BioWorld International Correspondent
LONDON - Investors in Proximagen Neurosciences plc resisted the lure of offers to buy the company and settled, for now, on a licensing agreement with Boehringer Ingelheim.
No details of the agreement were given - not even which of London-based Proximagen's five preclinical programs the deal refers to, other than to say it covers a variety of central nervous system therapies, including treatments for Parkinson's disease.
"I want to shout from the rooftops, but obviously I can't," Proximagen CEO Kenneth Mulvany told BioWorld International. "Boehringer Ingelheim is under no obligation to disclose as it is privately owned."
He added, "It is a tremendous asset that we have partnered." The deal will have three effects, Mulvany said. "It will enable us to move the program more quickly; we will access expertise they [Boehringer] have in the field; and it will have an effect on investment in the program because we will be sharing resources."
Proximagen, which is quoted on London's Alternative Investment Market (AIM), announced July 31 that several people were interested in acquiring the company. As he unveiled the deal with Boehringer, Mulvany said all takeover talks have ended.
"We had a number of approaches, several to buy [the company]. We felt that even though the value of these was at a significant premium [to the share price] there is a greater inherent value in our programs," he added.
Proximagen joined AIM in March 2005, after having raised a mere £400,000 in seed capital following its spinout from King's College London in November 2003.
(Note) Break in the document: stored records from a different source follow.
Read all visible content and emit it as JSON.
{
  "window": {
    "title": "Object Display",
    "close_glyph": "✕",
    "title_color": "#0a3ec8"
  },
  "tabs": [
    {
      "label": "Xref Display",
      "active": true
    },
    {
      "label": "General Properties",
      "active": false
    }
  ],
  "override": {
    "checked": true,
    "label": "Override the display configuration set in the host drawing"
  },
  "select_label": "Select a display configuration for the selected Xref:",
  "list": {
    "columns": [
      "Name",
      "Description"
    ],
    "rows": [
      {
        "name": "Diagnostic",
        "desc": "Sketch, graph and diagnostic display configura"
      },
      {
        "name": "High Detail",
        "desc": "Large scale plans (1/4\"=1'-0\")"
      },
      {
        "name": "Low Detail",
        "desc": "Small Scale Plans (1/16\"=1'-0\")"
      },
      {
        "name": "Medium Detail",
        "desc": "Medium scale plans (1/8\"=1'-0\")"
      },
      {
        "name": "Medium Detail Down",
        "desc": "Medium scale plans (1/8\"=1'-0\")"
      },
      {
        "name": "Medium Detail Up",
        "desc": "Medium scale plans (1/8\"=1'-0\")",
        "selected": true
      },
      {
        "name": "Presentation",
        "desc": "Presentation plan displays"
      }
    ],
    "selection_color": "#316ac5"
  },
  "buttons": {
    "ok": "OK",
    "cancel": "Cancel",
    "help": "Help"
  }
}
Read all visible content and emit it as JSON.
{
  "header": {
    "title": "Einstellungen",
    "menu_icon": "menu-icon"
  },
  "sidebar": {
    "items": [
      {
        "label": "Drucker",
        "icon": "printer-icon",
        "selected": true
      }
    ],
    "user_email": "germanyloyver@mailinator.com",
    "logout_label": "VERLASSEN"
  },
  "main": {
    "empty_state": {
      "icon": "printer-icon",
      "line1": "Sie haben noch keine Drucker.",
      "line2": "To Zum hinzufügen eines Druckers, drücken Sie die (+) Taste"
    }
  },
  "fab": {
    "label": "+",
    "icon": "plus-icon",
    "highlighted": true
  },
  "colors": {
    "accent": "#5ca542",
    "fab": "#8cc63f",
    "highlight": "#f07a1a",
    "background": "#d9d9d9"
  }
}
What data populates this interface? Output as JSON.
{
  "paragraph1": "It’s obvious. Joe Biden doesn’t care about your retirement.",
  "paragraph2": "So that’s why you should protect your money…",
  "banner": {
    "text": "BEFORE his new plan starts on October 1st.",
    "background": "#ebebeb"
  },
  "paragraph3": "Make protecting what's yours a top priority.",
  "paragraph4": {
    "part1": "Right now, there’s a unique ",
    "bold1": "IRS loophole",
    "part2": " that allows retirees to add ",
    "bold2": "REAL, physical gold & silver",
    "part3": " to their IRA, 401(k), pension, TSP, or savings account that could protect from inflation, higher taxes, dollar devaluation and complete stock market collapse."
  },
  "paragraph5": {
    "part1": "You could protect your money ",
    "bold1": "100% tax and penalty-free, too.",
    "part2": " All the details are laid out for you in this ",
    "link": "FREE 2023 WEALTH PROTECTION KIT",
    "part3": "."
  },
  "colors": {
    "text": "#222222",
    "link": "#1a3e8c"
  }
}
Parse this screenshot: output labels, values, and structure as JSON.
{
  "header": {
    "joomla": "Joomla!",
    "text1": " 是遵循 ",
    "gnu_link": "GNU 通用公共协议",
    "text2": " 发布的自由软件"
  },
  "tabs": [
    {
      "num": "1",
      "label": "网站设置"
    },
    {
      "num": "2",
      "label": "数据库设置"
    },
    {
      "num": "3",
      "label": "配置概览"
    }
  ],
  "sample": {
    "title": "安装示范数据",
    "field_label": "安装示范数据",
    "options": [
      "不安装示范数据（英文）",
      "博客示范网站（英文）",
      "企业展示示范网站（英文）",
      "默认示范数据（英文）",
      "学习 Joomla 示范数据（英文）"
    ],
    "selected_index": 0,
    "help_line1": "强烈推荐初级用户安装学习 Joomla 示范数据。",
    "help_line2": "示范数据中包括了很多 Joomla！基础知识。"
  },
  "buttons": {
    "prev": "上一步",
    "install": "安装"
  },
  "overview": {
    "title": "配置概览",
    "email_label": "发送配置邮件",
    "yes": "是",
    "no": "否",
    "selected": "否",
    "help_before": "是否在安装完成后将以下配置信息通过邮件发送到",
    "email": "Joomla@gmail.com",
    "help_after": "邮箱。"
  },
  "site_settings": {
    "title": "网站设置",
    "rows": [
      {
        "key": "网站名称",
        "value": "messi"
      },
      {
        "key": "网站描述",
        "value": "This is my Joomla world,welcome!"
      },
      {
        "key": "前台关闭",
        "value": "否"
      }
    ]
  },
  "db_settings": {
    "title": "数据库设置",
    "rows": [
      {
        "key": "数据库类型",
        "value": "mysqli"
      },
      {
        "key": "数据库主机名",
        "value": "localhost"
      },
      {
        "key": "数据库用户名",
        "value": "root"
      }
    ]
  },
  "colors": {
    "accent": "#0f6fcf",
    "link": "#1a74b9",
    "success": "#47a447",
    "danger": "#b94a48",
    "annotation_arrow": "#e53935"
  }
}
However, the company was at that point showing an operating profit on its fee for services business, which had a turnover of £737,000 in the year to November 2006. Since then Proximagen has prioritized development of its in-house programs, reducing the level of resource it can put into third-party work, and revenues from services fell to £191,000 in the first six months of 2007.
The focus on in-house development was reflected also in a fall in cash in hand to £10.4 million (US$22.2 million), a net outflow of £1.1 million since the year end in November 2006, as Proximagen beefed up research and development investment.
There are five programs in development currently, with one, PRX4, having the backing of the Michael J. Fox Founda-tion and Elan Corp., of Dublin, Ireland.
That program is working on using a viral vector to deliver a neuroprotective gene directly into the brain for treating Parkinson's disease. Elan has first rights on licensing that product.
The lead program, PRX1, is developing longer-acting derivatives of the dopamine replacement therapy levodopa for treating Parkinson's disease. Those analogues are said to be stable, show improved absorption and increased duration of action. It is believed that will reduce dyskinesia, the involuntary movements that are a major side effect of levodopa.
PRX2 is designed to treat dyskinesia induced by levodopa or dopamine agonists without inhibiting the activity of those drugs.
The company announced recently that it initiated a new indication within the PRX2 program targeting neuropathic pain. Proximagen said this demonstrates its growing expertise with selective neuronal nitric oxide synthase inhibitors.
Meanwhile, PRX3 is described as the "hold-all basket" by Mulvany. "These are projects acquired by in-licensing, and there's a bucket of things we are looking at."
The newest program, PRX5, is concerned with cognition, memory and learning. Proximagen said the program covers proprietary compounds against cognitive decline and Parkinson's disease, that are orally active, selective and highly potent.
Mulvany said investors are supportive of partnering, rather than acquisition, as the company applies its existing cash resources to advance the value of its programs.
"We did speak to investors, and they took a view there is a tremendous amount of value in the programs. Having pharma partners is all important," he said.